Below are some records. Pull every line that contains the word "arrow".

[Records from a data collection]
================================

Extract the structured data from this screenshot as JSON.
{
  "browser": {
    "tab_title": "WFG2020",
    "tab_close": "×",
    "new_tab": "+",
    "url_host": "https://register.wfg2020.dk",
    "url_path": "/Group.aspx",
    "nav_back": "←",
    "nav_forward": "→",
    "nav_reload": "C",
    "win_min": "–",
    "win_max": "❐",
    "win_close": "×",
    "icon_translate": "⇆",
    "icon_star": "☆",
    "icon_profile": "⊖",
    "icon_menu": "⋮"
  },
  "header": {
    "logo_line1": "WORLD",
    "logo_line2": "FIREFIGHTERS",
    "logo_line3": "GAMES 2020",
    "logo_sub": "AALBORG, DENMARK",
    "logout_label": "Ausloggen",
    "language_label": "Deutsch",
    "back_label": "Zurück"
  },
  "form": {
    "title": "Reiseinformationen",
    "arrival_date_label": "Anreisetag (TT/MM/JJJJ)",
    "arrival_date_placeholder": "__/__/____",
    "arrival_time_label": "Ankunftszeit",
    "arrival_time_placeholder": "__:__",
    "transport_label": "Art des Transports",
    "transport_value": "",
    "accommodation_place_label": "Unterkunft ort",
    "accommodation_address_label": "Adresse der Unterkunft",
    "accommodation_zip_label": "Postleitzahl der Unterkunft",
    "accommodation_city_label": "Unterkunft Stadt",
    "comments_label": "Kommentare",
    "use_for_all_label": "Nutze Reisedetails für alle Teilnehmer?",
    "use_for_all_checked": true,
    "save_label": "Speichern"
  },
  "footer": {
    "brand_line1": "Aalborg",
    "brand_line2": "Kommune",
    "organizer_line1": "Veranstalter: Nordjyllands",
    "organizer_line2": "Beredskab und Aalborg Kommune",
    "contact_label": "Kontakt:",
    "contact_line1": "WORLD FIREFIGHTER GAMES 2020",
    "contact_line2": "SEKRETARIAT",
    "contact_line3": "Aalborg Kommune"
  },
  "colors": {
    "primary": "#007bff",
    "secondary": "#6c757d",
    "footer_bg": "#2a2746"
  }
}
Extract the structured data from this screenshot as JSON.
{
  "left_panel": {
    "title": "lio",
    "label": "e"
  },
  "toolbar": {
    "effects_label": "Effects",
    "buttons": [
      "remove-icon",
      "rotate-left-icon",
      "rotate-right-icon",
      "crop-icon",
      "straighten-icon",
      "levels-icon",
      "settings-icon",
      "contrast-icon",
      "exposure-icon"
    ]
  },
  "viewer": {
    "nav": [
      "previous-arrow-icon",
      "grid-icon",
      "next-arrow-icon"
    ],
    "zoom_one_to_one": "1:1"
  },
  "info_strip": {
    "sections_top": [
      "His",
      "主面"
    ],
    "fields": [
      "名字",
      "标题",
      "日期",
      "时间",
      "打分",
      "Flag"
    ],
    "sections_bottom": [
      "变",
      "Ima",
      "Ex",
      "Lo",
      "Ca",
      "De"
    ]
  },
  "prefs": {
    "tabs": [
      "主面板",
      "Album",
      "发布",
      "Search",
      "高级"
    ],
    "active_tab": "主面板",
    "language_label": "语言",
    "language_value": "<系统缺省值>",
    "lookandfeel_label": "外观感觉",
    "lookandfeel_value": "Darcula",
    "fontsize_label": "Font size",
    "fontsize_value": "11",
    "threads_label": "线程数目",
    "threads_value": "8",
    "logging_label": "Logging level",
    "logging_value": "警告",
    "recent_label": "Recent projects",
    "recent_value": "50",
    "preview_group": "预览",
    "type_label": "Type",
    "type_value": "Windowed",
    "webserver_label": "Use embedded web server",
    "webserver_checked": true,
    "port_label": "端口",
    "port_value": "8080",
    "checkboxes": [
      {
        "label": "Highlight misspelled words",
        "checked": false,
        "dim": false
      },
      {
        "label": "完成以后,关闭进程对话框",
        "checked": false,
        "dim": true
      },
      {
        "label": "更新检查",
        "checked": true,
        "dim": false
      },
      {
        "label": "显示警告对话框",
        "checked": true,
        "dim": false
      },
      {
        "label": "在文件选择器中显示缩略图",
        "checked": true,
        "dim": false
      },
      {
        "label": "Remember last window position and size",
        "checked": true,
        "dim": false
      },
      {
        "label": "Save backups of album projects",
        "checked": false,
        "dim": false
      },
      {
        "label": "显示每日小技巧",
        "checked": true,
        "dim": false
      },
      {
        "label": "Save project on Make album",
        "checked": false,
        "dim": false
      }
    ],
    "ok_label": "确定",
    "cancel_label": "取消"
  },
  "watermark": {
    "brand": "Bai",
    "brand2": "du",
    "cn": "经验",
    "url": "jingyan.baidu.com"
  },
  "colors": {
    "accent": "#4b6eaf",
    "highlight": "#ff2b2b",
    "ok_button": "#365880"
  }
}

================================

YOUR SOLUTION —
      "previous-arrow-icon",
      "next-arrow-icon"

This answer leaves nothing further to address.